**To do**
In the records below, some lines hold the word "Amazon". Copy each of those lines.

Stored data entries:
::::
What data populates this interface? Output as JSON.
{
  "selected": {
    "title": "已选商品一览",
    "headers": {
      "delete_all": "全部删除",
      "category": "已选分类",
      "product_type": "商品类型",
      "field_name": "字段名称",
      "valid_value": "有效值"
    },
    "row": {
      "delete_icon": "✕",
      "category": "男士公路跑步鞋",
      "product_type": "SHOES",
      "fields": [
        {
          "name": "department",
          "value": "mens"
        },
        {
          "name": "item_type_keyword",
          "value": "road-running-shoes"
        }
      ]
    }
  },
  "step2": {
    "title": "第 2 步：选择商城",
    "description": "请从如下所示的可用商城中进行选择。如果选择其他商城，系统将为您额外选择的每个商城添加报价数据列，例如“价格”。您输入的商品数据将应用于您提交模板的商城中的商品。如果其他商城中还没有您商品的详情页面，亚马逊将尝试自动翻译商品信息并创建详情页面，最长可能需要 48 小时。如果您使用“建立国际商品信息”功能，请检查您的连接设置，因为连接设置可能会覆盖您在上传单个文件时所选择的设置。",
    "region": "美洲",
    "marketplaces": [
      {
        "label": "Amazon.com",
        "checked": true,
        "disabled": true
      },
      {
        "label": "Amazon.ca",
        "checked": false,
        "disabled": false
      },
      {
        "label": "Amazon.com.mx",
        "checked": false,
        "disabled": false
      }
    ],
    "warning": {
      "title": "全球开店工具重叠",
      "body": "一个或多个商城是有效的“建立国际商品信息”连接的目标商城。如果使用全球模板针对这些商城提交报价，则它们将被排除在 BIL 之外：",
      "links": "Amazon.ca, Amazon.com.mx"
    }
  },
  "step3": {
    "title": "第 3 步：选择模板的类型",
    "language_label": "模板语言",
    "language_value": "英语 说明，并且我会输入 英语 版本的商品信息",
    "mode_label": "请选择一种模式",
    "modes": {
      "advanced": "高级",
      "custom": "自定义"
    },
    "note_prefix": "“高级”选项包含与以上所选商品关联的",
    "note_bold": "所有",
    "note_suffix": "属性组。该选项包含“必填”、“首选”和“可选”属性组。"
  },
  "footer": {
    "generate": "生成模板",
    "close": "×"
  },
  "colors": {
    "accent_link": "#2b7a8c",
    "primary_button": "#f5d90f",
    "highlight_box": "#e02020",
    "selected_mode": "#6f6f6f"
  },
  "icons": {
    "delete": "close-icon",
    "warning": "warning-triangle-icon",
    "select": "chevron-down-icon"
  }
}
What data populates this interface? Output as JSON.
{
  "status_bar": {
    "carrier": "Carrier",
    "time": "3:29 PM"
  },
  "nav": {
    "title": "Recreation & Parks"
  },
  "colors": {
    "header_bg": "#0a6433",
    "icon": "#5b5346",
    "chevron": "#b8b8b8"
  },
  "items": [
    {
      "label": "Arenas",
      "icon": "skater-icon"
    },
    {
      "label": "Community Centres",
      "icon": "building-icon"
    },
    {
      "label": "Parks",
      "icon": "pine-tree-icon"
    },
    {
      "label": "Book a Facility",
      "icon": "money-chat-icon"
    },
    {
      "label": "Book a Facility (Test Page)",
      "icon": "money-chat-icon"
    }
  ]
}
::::
**Exercise answer**
        "label": "Amazon.com",
        "label": "Amazon.ca",
        "label": "Amazon.com.mx",
      "links": "Amazon.ca, Amazon.com.mx"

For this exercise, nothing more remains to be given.